“So when I sent him that track, he sent me three versions back. And the last one, he was very dismissive of and said, ‘Ah, that’s just me kind of pissing all over the thing.’ ‘Cause he’s playing all these lines, and I used all of them. And he couldn’t believe it; he said, ‘No one ever does that!’ I said, ‘They’re stunning, they’re absolutely stunning!’ And I moved the track to make room for it. There was a guitar solo in it that’s not there anymore, because I thought the bass playing was so great, I just got rid of it, ‘cause I’d rather have that!

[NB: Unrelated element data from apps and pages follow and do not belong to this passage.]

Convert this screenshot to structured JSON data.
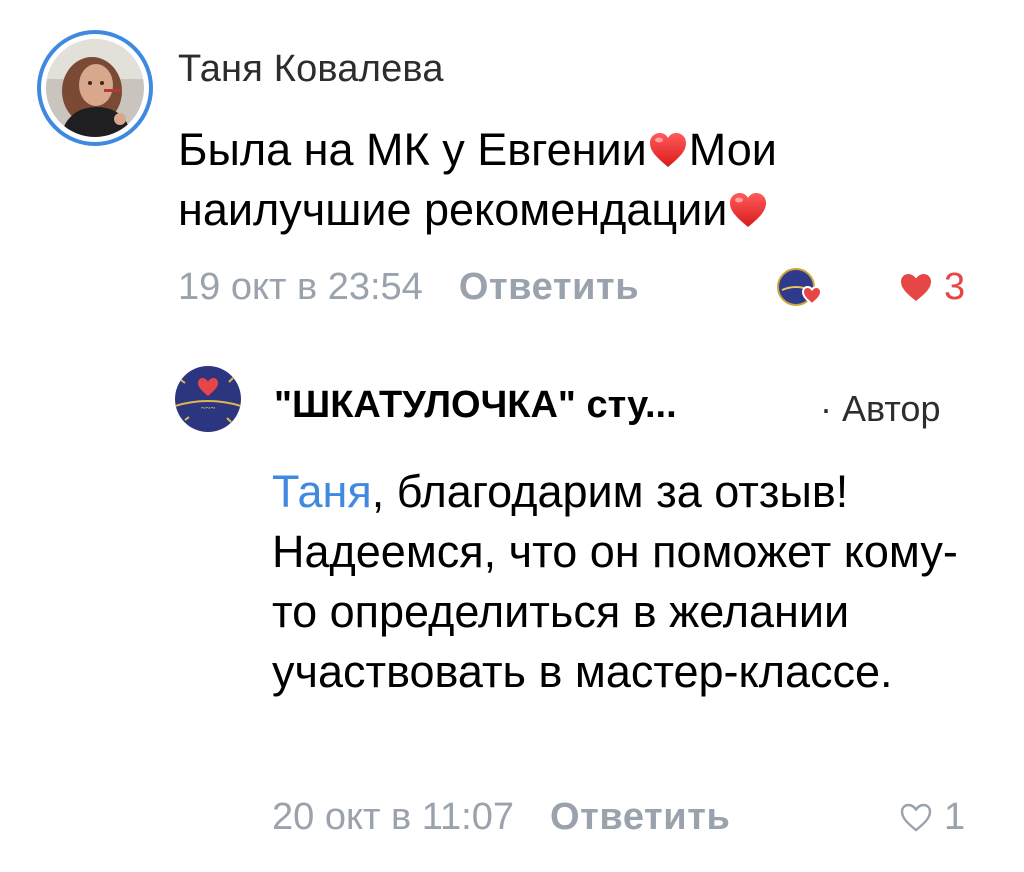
{
  "comment": {
    "author": "Таня Ковалева",
    "text_part1": "Была на МК у Евгении",
    "text_part2": "Мои наилучшие рекомендации",
    "timestamp": "19 окт в 23:54",
    "reply_label": "Ответить",
    "likes": "3",
    "liked": true,
    "emoji": "red-heart"
  },
  "reply": {
    "author": "\"ШКАТУЛОЧКА\" сту...",
    "author_tag": "· Автор",
    "mention": "Таня",
    "text": ", благодарим за отзыв! Надеемся, что он поможет кому-то определиться в желании участвовать в мастер-классе.",
    "timestamp": "20 окт в 11:07",
    "reply_label": "Ответить",
    "likes": "1",
    "liked": false
  },
  "colors": {
    "accent": "#3f8ae0",
    "muted": "#99a2ad",
    "like_red": "#e64646"
  }
}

“Mark King, I was in Level 42 for four or five years, and I worked with him afterwards after Level 42 split; he did some tours as just Mark King. I did that with Gary Husband. And so, again, I’m still pally with Mark; we normally see each other at least a couple of times a year. And again, I thought he brings a real energy to a track. I thought that’d be an appropriate one for him to play on, and he was happy to do it.
“And John Giblin, I’m a big fan of John Giblin’s bass playing. Listen, I’m very fortunate I can phone these people up! I’m not somebody they’ve never heard who’s nervously approaching them and hoping that they might play.”
Plans in the offing:
“There’s a fair amount of touring with Crimson next year, potentially, if the virus allows. I had an incredibly busy year planned this year. I was gonna do a one-man show at the Edinburgh Festival; which was kind of a multimedia thing, directed by Michael Attenborough, Sir Richard Attenborough’s son. Who himself was artistic director of the Royal Shakespeare Company. I never got to do that, so I would like to do that. That’s a piece based on one of the three commissions I did for Radio 3. Which in England, BBC Radio 3 is a classical station, but it also it does new and experimental pieces. And I’ve done three pieces for them, and this was the first one, which was using speech as part of the composition. This thing called The Road to Ballina. So I’d like to do that next year, if next year happens, but again, who knows?
“I was certainly planning on playing some live shows to support the solo record, starting in February, but of course, that all depends. So the answer is yes, yes, yes and who the hell knows? Not me!”
Jakko M Jakszyk’s Secrets and Lies is available for pre-order on CD/DVD or LP from Burning Shed. For even more on the incredible twists and turns of his career, read Anil Prasad’s in-depth interview at Innerviews.
— Rick Krueger